*TASK ITEM*: Without any pictures, restate the full set of records below exactly.

Top of DATA PROVIDED

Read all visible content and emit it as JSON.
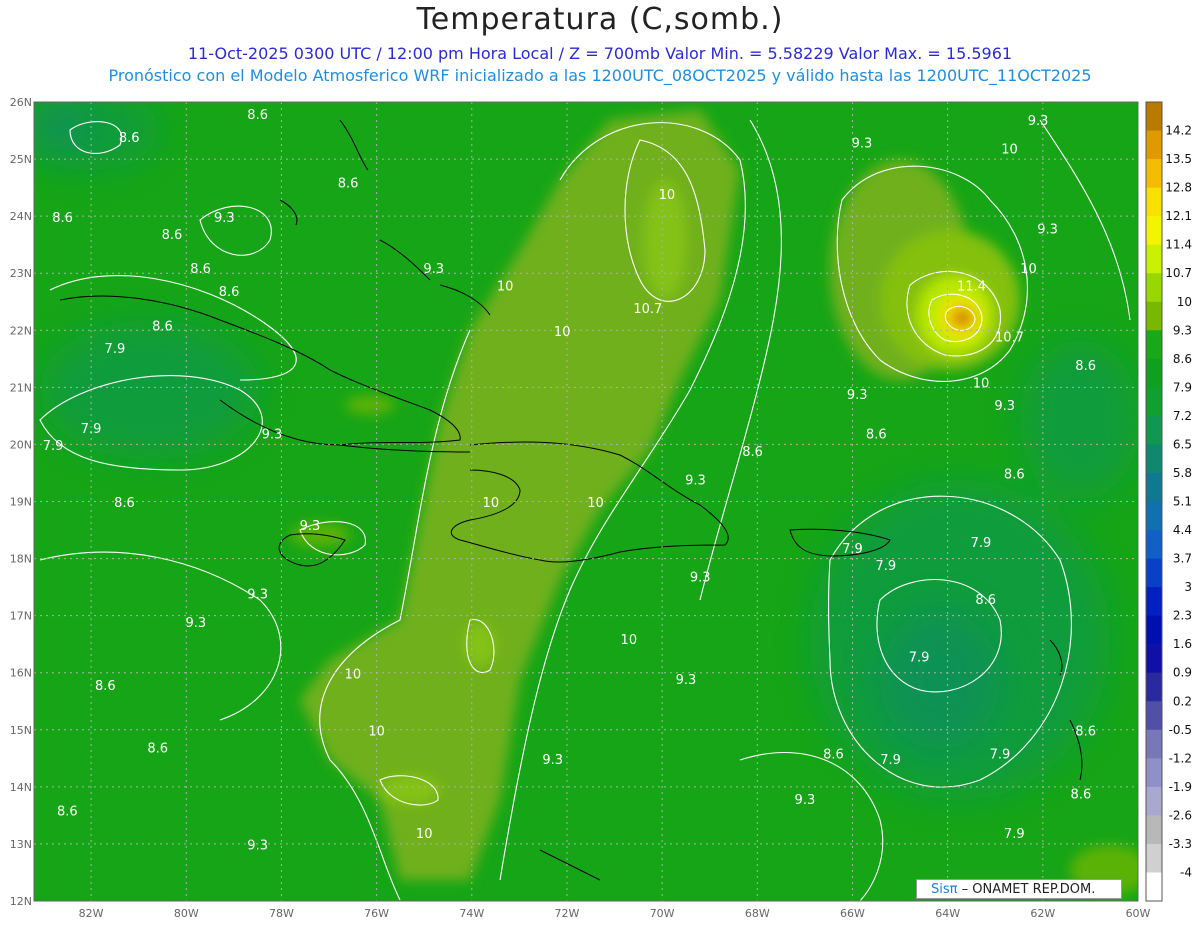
{
  "header": {
    "title": "Temperatura (C,somb.)",
    "line1": "11-Oct-2025  0300 UTC / 12:00 pm Hora Local / Z = 700mb   Valor Min. = 5.58229  Valor Max. = 15.5961",
    "line2": "Pronóstico con el Modelo Atmosferico WRF inicializado a las 1200UTC_08OCT2025 y válido hasta las  1200UTC_11OCT2025"
  },
  "map": {
    "lon_range": [
      -83.2,
      -60
    ],
    "lat_range": [
      12,
      26
    ],
    "lon_ticks": [
      "82W",
      "80W",
      "78W",
      "76W",
      "74W",
      "72W",
      "70W",
      "68W",
      "66W",
      "64W",
      "62W",
      "60W"
    ],
    "lat_ticks": [
      "12N",
      "13N",
      "14N",
      "15N",
      "16N",
      "17N",
      "18N",
      "19N",
      "20N",
      "21N",
      "22N",
      "23N",
      "24N",
      "25N",
      "26N"
    ],
    "contour_labels": [
      {
        "t": "8.6",
        "lon": -81.2,
        "lat": 25.3
      },
      {
        "t": "8.6",
        "lon": -78.5,
        "lat": 25.7
      },
      {
        "t": "8.6",
        "lon": -76.6,
        "lat": 24.5
      },
      {
        "t": "8.6",
        "lon": -82.6,
        "lat": 23.9
      },
      {
        "t": "8.6",
        "lon": -80.3,
        "lat": 23.6
      },
      {
        "t": "9.3",
        "lon": -79.2,
        "lat": 23.9
      },
      {
        "t": "8.6",
        "lon": -79.7,
        "lat": 23.0
      },
      {
        "t": "8.6",
        "lon": -79.1,
        "lat": 22.6
      },
      {
        "t": "8.6",
        "lon": -80.5,
        "lat": 22.0
      },
      {
        "t": "7.9",
        "lon": -81.5,
        "lat": 21.6
      },
      {
        "t": "7.9",
        "lon": -82.0,
        "lat": 20.2
      },
      {
        "t": "7.9",
        "lon": -82.8,
        "lat": 19.9
      },
      {
        "t": "9.3",
        "lon": -78.2,
        "lat": 20.1
      },
      {
        "t": "8.6",
        "lon": -81.3,
        "lat": 18.9
      },
      {
        "t": "9.3",
        "lon": -77.4,
        "lat": 18.5
      },
      {
        "t": "9.3",
        "lon": -78.5,
        "lat": 17.3
      },
      {
        "t": "9.3",
        "lon": -79.8,
        "lat": 16.8
      },
      {
        "t": "8.6",
        "lon": -81.7,
        "lat": 15.7
      },
      {
        "t": "8.6",
        "lon": -80.6,
        "lat": 14.6
      },
      {
        "t": "8.6",
        "lon": -82.5,
        "lat": 13.5
      },
      {
        "t": "9.3",
        "lon": -78.5,
        "lat": 12.9
      },
      {
        "t": "10",
        "lon": -76.5,
        "lat": 15.9
      },
      {
        "t": "10",
        "lon": -76.0,
        "lat": 14.9
      },
      {
        "t": "10",
        "lon": -75.0,
        "lat": 13.1
      },
      {
        "t": "9.3",
        "lon": -74.8,
        "lat": 23.0
      },
      {
        "t": "10",
        "lon": -73.3,
        "lat": 22.7
      },
      {
        "t": "10.7",
        "lon": -70.3,
        "lat": 22.3
      },
      {
        "t": "10",
        "lon": -72.1,
        "lat": 21.9
      },
      {
        "t": "10",
        "lon": -69.9,
        "lat": 24.3
      },
      {
        "t": "9.3",
        "lon": -69.3,
        "lat": 19.3
      },
      {
        "t": "10",
        "lon": -73.6,
        "lat": 18.9
      },
      {
        "t": "10",
        "lon": -71.4,
        "lat": 18.9
      },
      {
        "t": "9.3",
        "lon": -69.2,
        "lat": 17.6
      },
      {
        "t": "10",
        "lon": -70.7,
        "lat": 16.5
      },
      {
        "t": "9.3",
        "lon": -69.5,
        "lat": 15.8
      },
      {
        "t": "9.3",
        "lon": -72.3,
        "lat": 14.4
      },
      {
        "t": "9.3",
        "lon": -67.0,
        "lat": 13.7
      },
      {
        "t": "8.6",
        "lon": -68.1,
        "lat": 19.8
      },
      {
        "t": "8.6",
        "lon": -65.5,
        "lat": 20.1
      },
      {
        "t": "9.3",
        "lon": -65.9,
        "lat": 20.8
      },
      {
        "t": "9.3",
        "lon": -65.8,
        "lat": 25.2
      },
      {
        "t": "9.3",
        "lon": -62.1,
        "lat": 25.6
      },
      {
        "t": "10",
        "lon": -62.7,
        "lat": 25.1
      },
      {
        "t": "9.3",
        "lon": -61.9,
        "lat": 23.7
      },
      {
        "t": "10",
        "lon": -62.3,
        "lat": 23.0
      },
      {
        "t": "11.4",
        "lon": -63.5,
        "lat": 22.7
      },
      {
        "t": "10.7",
        "lon": -62.7,
        "lat": 21.8
      },
      {
        "t": "10",
        "lon": -63.3,
        "lat": 21.0
      },
      {
        "t": "9.3",
        "lon": -62.8,
        "lat": 20.6
      },
      {
        "t": "8.6",
        "lon": -61.1,
        "lat": 21.3
      },
      {
        "t": "8.6",
        "lon": -62.6,
        "lat": 19.4
      },
      {
        "t": "7.9",
        "lon": -66.0,
        "lat": 18.1
      },
      {
        "t": "7.9",
        "lon": -65.3,
        "lat": 17.8
      },
      {
        "t": "7.9",
        "lon": -63.3,
        "lat": 18.2
      },
      {
        "t": "8.6",
        "lon": -63.2,
        "lat": 17.2
      },
      {
        "t": "7.9",
        "lon": -64.6,
        "lat": 16.2
      },
      {
        "t": "8.6",
        "lon": -61.1,
        "lat": 14.9
      },
      {
        "t": "8.6",
        "lon": -66.4,
        "lat": 14.5
      },
      {
        "t": "7.9",
        "lon": -65.2,
        "lat": 14.4
      },
      {
        "t": "7.9",
        "lon": -62.9,
        "lat": 14.5
      },
      {
        "t": "8.6",
        "lon": -61.2,
        "lat": 13.8
      },
      {
        "t": "7.9",
        "lon": -62.6,
        "lat": 13.1
      }
    ]
  },
  "colorbar": {
    "labels": [
      "14.2",
      "13.5",
      "12.8",
      "12.1",
      "11.4",
      "10.7",
      "10",
      "9.3",
      "8.6",
      "7.9",
      "7.2",
      "6.5",
      "5.8",
      "5.1",
      "4.4",
      "3.7",
      "3",
      "2.3",
      "1.6",
      "0.9",
      "0.2",
      "-0.5",
      "-1.2",
      "-1.9",
      "-2.6",
      "-3.3",
      "-4"
    ],
    "colors": [
      "#b87a00",
      "#e09a00",
      "#f4bc00",
      "#f8e000",
      "#f4f400",
      "#c8f000",
      "#98d800",
      "#78b800",
      "#18a818",
      "#10a020",
      "#10a030",
      "#109850",
      "#108870",
      "#107890",
      "#1070b0",
      "#1060c8",
      "#0a40c8",
      "#0020c0",
      "#0010b0",
      "#1010a8",
      "#2a2aa0",
      "#5050a8",
      "#7878b8",
      "#9090c8",
      "#a8a8d0",
      "#b8b8b8",
      "#d0d0d0",
      "#ffffff"
    ]
  },
  "credit": {
    "sis": "Sisπ",
    "rest": "– ONAMET   REP.DOM."
  }
}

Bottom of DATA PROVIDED

*RESULT OF THIS EXERCISE*:
Read all visible content and emit it as JSON.
{
  "header": {
    "title": "Temperatura (C,somb.)",
    "line1": "11-Oct-2025  0300 UTC / 12:00 pm Hora Local / Z = 700mb   Valor Min. = 5.58229  Valor Max. = 15.5961",
    "line2": "Pronóstico con el Modelo Atmosferico WRF inicializado a las 1200UTC_08OCT2025 y válido hasta las  1200UTC_11OCT2025"
  },
  "map": {
    "lon_range": [
      -83.2,
      -60
    ],
    "lat_range": [
      12,
      26
    ],
    "lon_ticks": [
      "82W",
      "80W",
      "78W",
      "76W",
      "74W",
      "72W",
      "70W",
      "68W",
      "66W",
      "64W",
      "62W",
      "60W"
    ],
    "lat_ticks": [
      "12N",
      "13N",
      "14N",
      "15N",
      "16N",
      "17N",
      "18N",
      "19N",
      "20N",
      "21N",
      "22N",
      "23N",
      "24N",
      "25N",
      "26N"
    ],
    "contour_labels": [
      {
        "t": "8.6",
        "lon": -81.2,
        "lat": 25.3
      },
      {
        "t": "8.6",
        "lon": -78.5,
        "lat": 25.7
      },
      {
        "t": "8.6",
        "lon": -76.6,
        "lat": 24.5
      },
      {
        "t": "8.6",
        "lon": -82.6,
        "lat": 23.9
      },
      {
        "t": "8.6",
        "lon": -80.3,
        "lat": 23.6
      },
      {
        "t": "9.3",
        "lon": -79.2,
        "lat": 23.9
      },
      {
        "t": "8.6",
        "lon": -79.7,
        "lat": 23.0
      },
      {
        "t": "8.6",
        "lon": -79.1,
        "lat": 22.6
      },
      {
        "t": "8.6",
        "lon": -80.5,
        "lat": 22.0
      },
      {
        "t": "7.9",
        "lon": -81.5,
        "lat": 21.6
      },
      {
        "t": "7.9",
        "lon": -82.0,
        "lat": 20.2
      },
      {
        "t": "7.9",
        "lon": -82.8,
        "lat": 19.9
      },
      {
        "t": "9.3",
        "lon": -78.2,
        "lat": 20.1
      },
      {
        "t": "8.6",
        "lon": -81.3,
        "lat": 18.9
      },
      {
        "t": "9.3",
        "lon": -77.4,
        "lat": 18.5
      },
      {
        "t": "9.3",
        "lon": -78.5,
        "lat": 17.3
      },
      {
        "t": "9.3",
        "lon": -79.8,
        "lat": 16.8
      },
      {
        "t": "8.6",
        "lon": -81.7,
        "lat": 15.7
      },
      {
        "t": "8.6",
        "lon": -80.6,
        "lat": 14.6
      },
      {
        "t": "8.6",
        "lon": -82.5,
        "lat": 13.5
      },
      {
        "t": "9.3",
        "lon": -78.5,
        "lat": 12.9
      },
      {
        "t": "10",
        "lon": -76.5,
        "lat": 15.9
      },
      {
        "t": "10",
        "lon": -76.0,
        "lat": 14.9
      },
      {
        "t": "10",
        "lon": -75.0,
        "lat": 13.1
      },
      {
        "t": "9.3",
        "lon": -74.8,
        "lat": 23.0
      },
      {
        "t": "10",
        "lon": -73.3,
        "lat": 22.7
      },
      {
        "t": "10.7",
        "lon": -70.3,
        "lat": 22.3
      },
      {
        "t": "10",
        "lon": -72.1,
        "lat": 21.9
      },
      {
        "t": "10",
        "lon": -69.9,
        "lat": 24.3
      },
      {
        "t": "9.3",
        "lon": -69.3,
        "lat": 19.3
      },
      {
        "t": "10",
        "lon": -73.6,
        "lat": 18.9
      },
      {
        "t": "10",
        "lon": -71.4,
        "lat": 18.9
      },
      {
        "t": "9.3",
        "lon": -69.2,
        "lat": 17.6
      },
      {
        "t": "10",
        "lon": -70.7,
        "lat": 16.5
      },
      {
        "t": "9.3",
        "lon": -69.5,
        "lat": 15.8
      },
      {
        "t": "9.3",
        "lon": -72.3,
        "lat": 14.4
      },
      {
        "t": "9.3",
        "lon": -67.0,
        "lat": 13.7
      },
      {
        "t": "8.6",
        "lon": -68.1,
        "lat": 19.8
      },
      {
        "t": "8.6",
        "lon": -65.5,
        "lat": 20.1
      },
      {
        "t": "9.3",
        "lon": -65.9,
        "lat": 20.8
      },
      {
        "t": "9.3",
        "lon": -65.8,
        "lat": 25.2
      },
      {
        "t": "9.3",
        "lon": -62.1,
        "lat": 25.6
      },
      {
        "t": "10",
        "lon": -62.7,
        "lat": 25.1
      },
      {
        "t": "9.3",
        "lon": -61.9,
        "lat": 23.7
      },
      {
        "t": "10",
        "lon": -62.3,
        "lat": 23.0
      },
      {
        "t": "11.4",
        "lon": -63.5,
        "lat": 22.7
      },
      {
        "t": "10.7",
        "lon": -62.7,
        "lat": 21.8
      },
      {
        "t": "10",
        "lon": -63.3,
        "lat": 21.0
      },
      {
        "t": "9.3",
        "lon": -62.8,
        "lat": 20.6
      },
      {
        "t": "8.6",
        "lon": -61.1,
        "lat": 21.3
      },
      {
        "t": "8.6",
        "lon": -62.6,
        "lat": 19.4
      },
      {
        "t": "7.9",
        "lon": -66.0,
        "lat": 18.1
      },
      {
        "t": "7.9",
        "lon": -65.3,
        "lat": 17.8
      },
      {
        "t": "7.9",
        "lon": -63.3,
        "lat": 18.2
      },
      {
        "t": "8.6",
        "lon": -63.2,
        "lat": 17.2
      },
      {
        "t": "7.9",
        "lon": -64.6,
        "lat": 16.2
      },
      {
        "t": "8.6",
        "lon": -61.1,
        "lat": 14.9
      },
      {
        "t": "8.6",
        "lon": -66.4,
        "lat": 14.5
      },
      {
        "t": "7.9",
        "lon": -65.2,
        "lat": 14.4
      },
      {
        "t": "7.9",
        "lon": -62.9,
        "lat": 14.5
      },
      {
        "t": "8.6",
        "lon": -61.2,
        "lat": 13.8
      },
      {
        "t": "7.9",
        "lon": -62.6,
        "lat": 13.1
      }
    ]
  },
  "colorbar": {
    "labels": [
      "14.2",
      "13.5",
      "12.8",
      "12.1",
      "11.4",
      "10.7",
      "10",
      "9.3",
      "8.6",
      "7.9",
      "7.2",
      "6.5",
      "5.8",
      "5.1",
      "4.4",
      "3.7",
      "3",
      "2.3",
      "1.6",
      "0.9",
      "0.2",
      "-0.5",
      "-1.2",
      "-1.9",
      "-2.6",
      "-3.3",
      "-4"
    ],
    "colors": [
      "#b87a00",
      "#e09a00",
      "#f4bc00",
      "#f8e000",
      "#f4f400",
      "#c8f000",
      "#98d800",
      "#78b800",
      "#18a818",
      "#10a020",
      "#10a030",
      "#109850",
      "#108870",
      "#107890",
      "#1070b0",
      "#1060c8",
      "#0a40c8",
      "#0020c0",
      "#0010b0",
      "#1010a8",
      "#2a2aa0",
      "#5050a8",
      "#7878b8",
      "#9090c8",
      "#a8a8d0",
      "#b8b8b8",
      "#d0d0d0",
      "#ffffff"
    ]
  },
  "credit": {
    "sis": "Sisπ",
    "rest": "– ONAMET   REP.DOM."
  }
}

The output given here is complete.